_About this task_
Report back every line in the data that includes the string "capacity".
== Segment start ==
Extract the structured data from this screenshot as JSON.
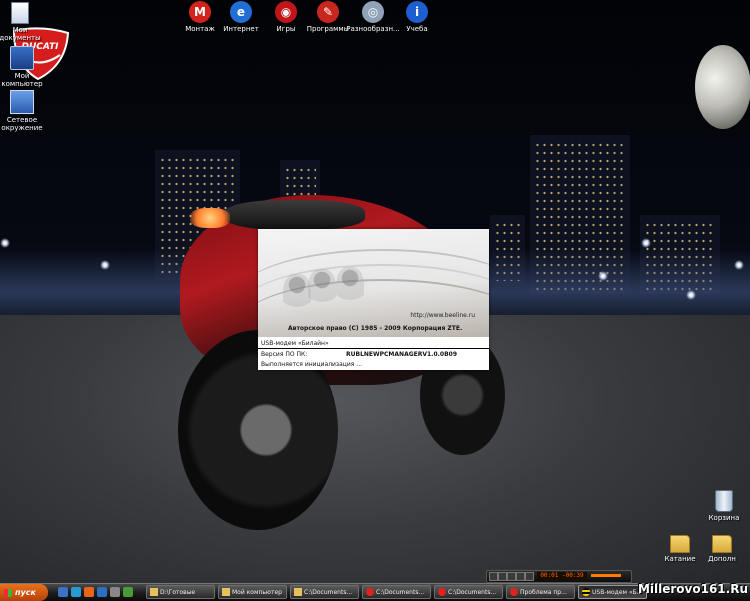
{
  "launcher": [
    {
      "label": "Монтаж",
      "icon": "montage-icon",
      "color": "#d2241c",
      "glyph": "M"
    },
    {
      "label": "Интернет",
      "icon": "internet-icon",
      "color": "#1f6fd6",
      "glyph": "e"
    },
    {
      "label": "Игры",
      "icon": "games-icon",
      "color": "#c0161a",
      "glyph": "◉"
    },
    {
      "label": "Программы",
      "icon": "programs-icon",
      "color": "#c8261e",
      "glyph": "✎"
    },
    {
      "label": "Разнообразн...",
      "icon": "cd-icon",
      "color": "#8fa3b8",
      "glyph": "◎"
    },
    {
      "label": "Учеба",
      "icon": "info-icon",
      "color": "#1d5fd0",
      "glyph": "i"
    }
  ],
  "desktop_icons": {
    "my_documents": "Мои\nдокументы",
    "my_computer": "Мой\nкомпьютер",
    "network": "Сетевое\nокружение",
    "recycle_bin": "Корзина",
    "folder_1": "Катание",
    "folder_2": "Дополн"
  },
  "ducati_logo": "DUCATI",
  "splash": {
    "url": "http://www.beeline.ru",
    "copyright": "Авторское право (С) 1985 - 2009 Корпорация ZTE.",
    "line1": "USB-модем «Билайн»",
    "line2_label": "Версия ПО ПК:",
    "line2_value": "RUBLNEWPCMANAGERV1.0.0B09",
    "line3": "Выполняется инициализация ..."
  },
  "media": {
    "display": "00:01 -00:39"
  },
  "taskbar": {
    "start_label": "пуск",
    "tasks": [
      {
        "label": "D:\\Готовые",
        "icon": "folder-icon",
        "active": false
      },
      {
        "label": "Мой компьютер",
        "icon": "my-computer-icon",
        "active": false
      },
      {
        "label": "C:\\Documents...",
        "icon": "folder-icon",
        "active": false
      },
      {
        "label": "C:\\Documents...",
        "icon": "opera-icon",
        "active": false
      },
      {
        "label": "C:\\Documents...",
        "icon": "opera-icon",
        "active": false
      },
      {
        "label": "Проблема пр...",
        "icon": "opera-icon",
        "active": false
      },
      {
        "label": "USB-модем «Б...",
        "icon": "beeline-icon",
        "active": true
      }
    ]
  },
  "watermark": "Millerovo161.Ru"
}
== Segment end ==
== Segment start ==
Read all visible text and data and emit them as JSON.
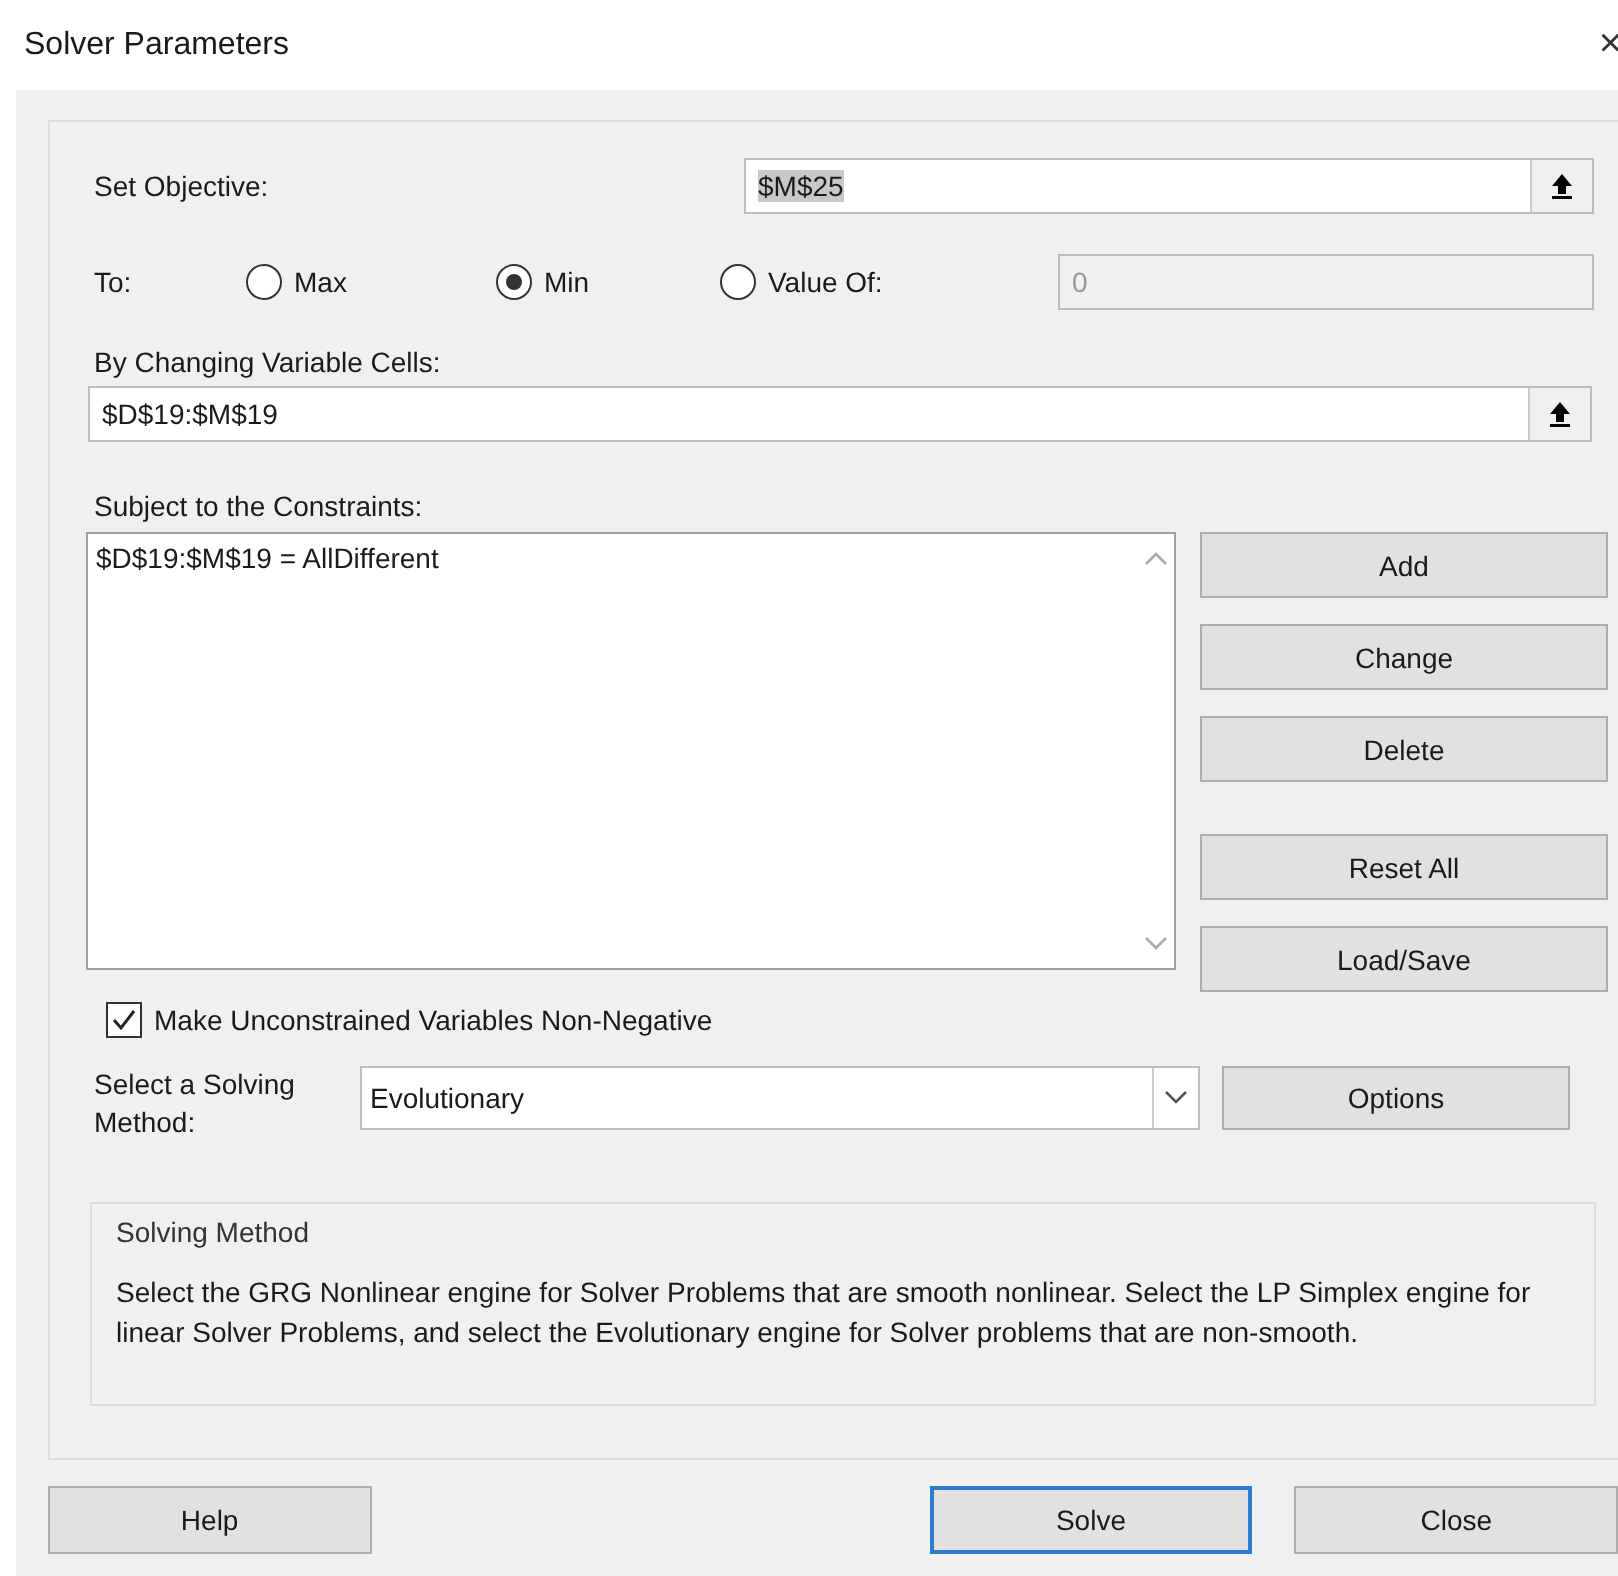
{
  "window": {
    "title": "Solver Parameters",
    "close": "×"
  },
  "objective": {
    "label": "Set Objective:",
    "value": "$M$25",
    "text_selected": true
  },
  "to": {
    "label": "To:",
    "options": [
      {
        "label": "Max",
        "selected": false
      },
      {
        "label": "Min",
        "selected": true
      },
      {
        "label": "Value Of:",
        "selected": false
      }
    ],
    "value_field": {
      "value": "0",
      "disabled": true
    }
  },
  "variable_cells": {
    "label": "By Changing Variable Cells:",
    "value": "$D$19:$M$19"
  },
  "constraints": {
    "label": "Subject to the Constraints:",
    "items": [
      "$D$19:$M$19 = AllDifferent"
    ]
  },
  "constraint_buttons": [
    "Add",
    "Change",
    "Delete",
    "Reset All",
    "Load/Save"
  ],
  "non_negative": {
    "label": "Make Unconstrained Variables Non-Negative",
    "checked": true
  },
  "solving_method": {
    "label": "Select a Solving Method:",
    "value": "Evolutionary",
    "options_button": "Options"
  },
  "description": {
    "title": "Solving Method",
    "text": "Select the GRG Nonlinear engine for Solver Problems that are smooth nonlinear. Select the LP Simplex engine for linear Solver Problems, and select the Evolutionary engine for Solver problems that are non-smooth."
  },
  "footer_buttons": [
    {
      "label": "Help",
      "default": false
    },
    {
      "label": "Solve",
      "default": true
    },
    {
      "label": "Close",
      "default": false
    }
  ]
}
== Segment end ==
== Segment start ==
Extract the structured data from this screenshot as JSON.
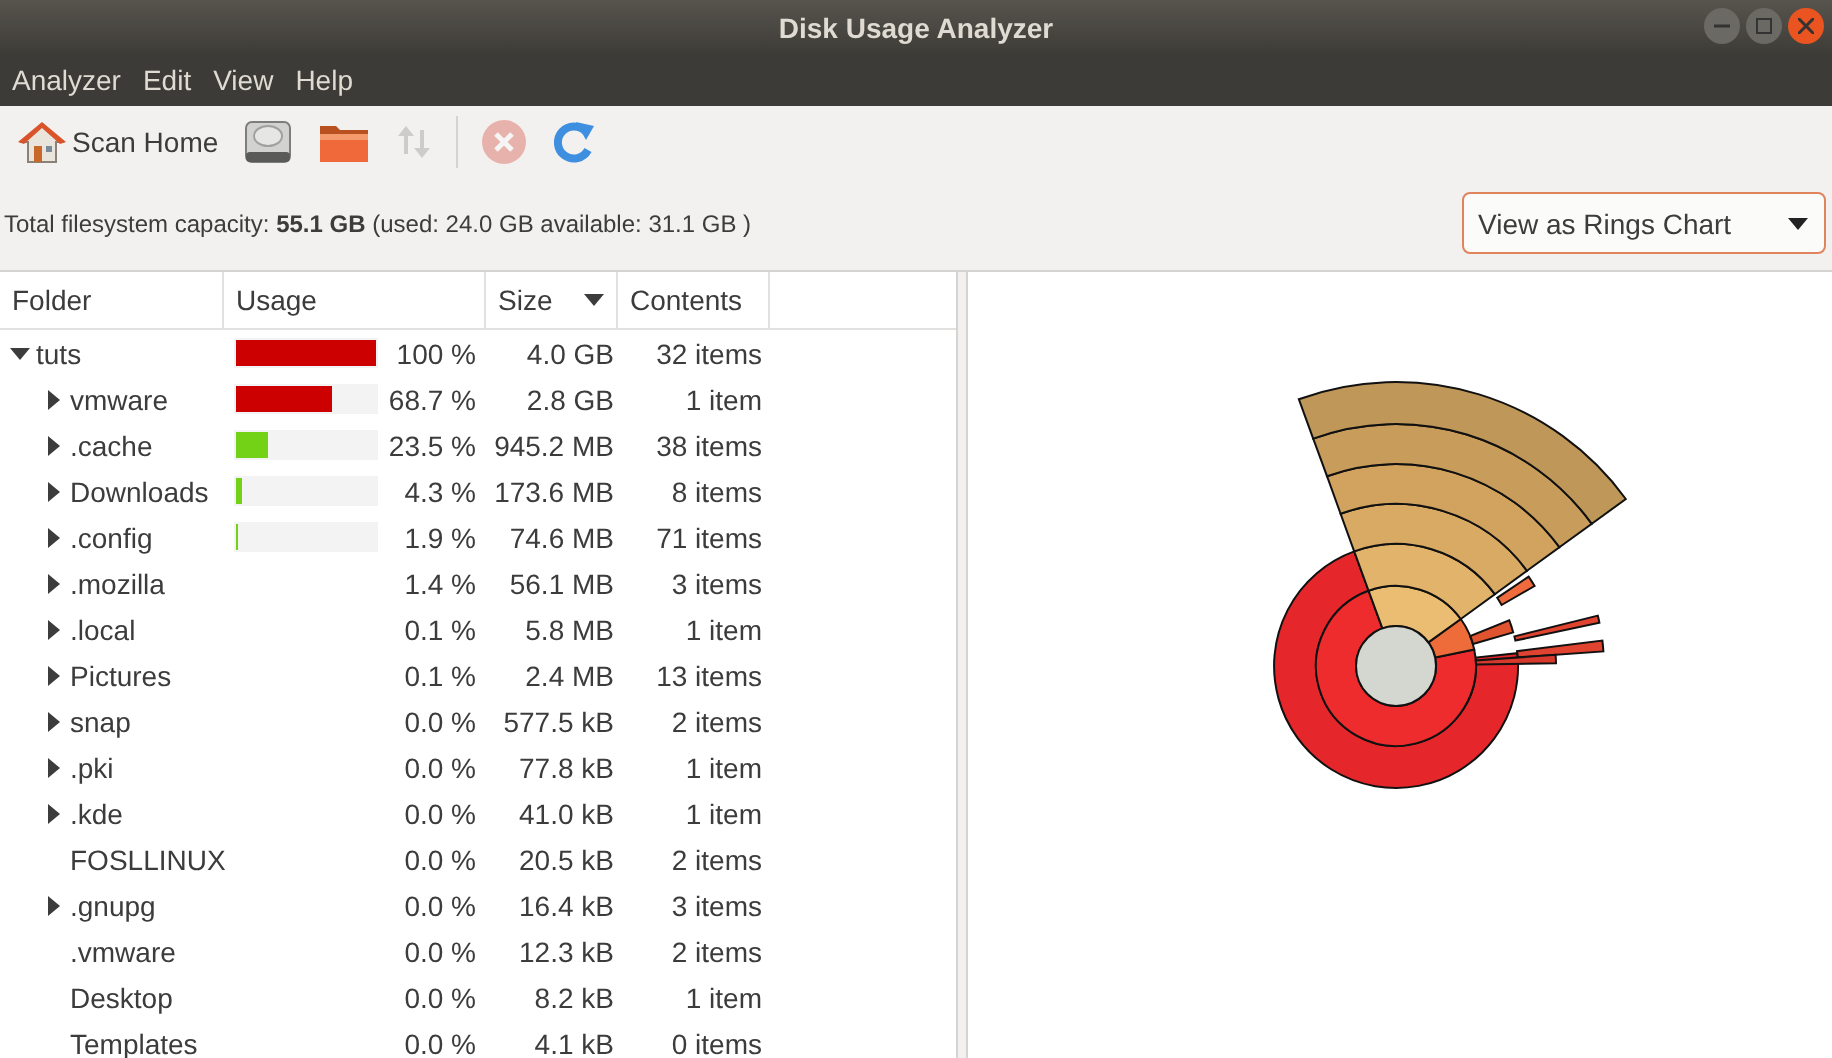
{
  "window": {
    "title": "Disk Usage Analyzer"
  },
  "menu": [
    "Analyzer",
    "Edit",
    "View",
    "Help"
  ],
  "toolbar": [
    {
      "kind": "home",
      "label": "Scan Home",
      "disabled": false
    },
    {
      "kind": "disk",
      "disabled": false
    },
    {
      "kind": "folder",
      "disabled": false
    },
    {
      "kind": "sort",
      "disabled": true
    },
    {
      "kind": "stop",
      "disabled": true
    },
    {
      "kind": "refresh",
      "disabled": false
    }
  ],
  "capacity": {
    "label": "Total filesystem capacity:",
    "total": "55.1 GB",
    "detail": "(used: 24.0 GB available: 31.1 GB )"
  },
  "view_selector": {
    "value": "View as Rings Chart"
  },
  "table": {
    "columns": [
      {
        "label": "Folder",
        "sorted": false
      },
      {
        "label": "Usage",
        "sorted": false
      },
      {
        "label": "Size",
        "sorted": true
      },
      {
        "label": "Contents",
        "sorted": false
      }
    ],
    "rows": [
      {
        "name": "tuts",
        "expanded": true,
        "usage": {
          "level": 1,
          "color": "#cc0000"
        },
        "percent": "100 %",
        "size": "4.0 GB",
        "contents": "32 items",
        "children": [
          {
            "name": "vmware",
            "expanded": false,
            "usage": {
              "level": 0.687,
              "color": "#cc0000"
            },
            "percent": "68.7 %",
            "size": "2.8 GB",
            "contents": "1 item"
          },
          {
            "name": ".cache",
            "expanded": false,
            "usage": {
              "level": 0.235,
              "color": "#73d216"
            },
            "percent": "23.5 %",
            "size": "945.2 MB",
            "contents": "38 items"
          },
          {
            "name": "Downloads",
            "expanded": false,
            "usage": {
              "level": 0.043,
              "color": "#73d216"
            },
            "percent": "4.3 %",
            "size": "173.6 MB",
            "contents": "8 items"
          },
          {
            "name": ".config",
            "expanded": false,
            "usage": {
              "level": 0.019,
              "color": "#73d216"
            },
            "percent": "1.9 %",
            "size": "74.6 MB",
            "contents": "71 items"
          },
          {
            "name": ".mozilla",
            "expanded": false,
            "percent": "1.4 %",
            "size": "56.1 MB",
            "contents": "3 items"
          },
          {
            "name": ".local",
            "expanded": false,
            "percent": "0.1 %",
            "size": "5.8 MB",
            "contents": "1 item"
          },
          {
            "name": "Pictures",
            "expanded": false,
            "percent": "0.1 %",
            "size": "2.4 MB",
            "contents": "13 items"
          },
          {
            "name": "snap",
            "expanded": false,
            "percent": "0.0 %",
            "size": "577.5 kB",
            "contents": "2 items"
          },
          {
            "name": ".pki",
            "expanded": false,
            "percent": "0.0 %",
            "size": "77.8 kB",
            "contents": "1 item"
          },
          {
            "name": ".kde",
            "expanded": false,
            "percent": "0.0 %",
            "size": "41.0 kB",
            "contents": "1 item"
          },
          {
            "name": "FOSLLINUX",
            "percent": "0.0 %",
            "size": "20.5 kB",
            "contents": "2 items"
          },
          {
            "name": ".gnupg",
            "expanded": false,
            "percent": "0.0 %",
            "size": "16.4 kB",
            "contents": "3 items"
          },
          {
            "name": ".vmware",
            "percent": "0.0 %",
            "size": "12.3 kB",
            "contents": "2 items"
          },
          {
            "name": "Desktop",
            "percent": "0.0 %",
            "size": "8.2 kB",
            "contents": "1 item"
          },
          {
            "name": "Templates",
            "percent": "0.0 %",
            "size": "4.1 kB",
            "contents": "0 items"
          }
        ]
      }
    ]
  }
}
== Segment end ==
_Solution for this problem_
  "capacity": {
    "label": "Total filesystem capacity:",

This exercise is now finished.